Items from an interface collection:
──────────────────────────────
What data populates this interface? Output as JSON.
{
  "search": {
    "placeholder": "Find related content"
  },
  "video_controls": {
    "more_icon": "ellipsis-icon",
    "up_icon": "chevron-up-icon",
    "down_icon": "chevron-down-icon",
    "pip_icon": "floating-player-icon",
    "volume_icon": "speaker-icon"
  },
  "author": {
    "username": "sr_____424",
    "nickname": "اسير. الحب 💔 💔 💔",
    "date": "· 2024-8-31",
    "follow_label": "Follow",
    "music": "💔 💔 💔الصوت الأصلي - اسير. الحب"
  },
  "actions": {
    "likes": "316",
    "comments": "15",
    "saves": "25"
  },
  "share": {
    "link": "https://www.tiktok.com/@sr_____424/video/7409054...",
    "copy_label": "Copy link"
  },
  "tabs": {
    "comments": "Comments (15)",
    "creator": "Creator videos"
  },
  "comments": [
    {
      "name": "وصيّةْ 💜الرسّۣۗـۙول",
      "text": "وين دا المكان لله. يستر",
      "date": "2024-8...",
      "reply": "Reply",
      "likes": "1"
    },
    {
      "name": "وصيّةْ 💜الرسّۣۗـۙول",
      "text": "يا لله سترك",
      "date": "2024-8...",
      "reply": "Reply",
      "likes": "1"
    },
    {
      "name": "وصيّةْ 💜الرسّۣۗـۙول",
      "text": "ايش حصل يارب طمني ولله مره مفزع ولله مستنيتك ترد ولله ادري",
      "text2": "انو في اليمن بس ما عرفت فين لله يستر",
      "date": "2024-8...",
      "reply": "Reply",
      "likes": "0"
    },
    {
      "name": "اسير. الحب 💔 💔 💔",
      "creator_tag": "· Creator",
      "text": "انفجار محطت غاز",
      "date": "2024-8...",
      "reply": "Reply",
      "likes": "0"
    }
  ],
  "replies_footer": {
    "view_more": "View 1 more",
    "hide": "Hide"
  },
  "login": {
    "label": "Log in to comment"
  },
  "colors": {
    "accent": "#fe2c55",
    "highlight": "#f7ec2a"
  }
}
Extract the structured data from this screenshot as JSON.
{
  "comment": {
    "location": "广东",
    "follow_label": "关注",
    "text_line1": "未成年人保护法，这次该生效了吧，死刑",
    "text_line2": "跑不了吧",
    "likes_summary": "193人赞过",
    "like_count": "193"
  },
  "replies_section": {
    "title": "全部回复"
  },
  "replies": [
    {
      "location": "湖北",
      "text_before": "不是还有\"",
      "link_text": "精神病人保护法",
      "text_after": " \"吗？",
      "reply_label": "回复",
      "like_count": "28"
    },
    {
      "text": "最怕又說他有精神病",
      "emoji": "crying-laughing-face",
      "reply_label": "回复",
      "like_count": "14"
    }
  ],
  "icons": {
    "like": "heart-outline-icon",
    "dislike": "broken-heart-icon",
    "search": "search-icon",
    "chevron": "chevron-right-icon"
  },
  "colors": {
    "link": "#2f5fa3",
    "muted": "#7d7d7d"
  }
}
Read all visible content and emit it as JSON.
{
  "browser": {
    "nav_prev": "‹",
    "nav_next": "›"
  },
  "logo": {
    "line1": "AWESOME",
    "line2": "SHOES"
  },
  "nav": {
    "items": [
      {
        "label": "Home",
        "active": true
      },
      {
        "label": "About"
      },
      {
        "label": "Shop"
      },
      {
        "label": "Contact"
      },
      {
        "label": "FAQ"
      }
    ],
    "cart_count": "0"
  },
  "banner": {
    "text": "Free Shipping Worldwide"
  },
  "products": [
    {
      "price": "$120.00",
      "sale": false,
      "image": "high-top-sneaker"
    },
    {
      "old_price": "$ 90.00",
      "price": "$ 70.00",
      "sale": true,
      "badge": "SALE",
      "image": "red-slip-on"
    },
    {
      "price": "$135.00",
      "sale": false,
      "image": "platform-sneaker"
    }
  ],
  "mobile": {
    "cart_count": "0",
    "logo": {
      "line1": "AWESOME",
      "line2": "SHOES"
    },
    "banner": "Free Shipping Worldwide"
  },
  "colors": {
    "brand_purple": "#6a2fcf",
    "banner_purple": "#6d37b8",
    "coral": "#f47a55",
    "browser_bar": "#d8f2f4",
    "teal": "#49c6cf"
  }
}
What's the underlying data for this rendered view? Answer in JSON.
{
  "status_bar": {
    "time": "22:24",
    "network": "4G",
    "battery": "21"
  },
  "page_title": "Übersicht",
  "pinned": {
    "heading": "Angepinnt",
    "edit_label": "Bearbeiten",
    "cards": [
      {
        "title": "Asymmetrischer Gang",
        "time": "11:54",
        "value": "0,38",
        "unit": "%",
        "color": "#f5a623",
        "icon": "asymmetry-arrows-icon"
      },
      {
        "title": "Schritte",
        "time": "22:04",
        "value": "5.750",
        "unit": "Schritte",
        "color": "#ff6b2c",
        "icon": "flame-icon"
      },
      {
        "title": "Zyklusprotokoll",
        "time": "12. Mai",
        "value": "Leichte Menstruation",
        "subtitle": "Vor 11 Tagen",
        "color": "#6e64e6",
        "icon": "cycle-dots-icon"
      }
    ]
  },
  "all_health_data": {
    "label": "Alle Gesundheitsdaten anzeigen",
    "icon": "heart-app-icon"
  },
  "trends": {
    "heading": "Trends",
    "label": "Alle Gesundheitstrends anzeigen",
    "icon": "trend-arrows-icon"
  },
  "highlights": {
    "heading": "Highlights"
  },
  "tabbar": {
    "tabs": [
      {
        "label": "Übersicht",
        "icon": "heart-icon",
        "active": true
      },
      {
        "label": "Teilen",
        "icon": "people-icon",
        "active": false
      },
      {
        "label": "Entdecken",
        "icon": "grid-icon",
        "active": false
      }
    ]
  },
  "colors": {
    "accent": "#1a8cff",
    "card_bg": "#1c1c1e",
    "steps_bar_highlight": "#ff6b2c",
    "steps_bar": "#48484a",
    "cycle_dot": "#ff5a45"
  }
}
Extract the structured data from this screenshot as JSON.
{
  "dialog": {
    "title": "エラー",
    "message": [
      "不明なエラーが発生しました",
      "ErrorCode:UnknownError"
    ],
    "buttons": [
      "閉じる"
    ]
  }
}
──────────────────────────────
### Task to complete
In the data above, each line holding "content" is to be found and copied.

### Result
    "placeholder": "Find related content"
Read all visible content and emit it as JSON.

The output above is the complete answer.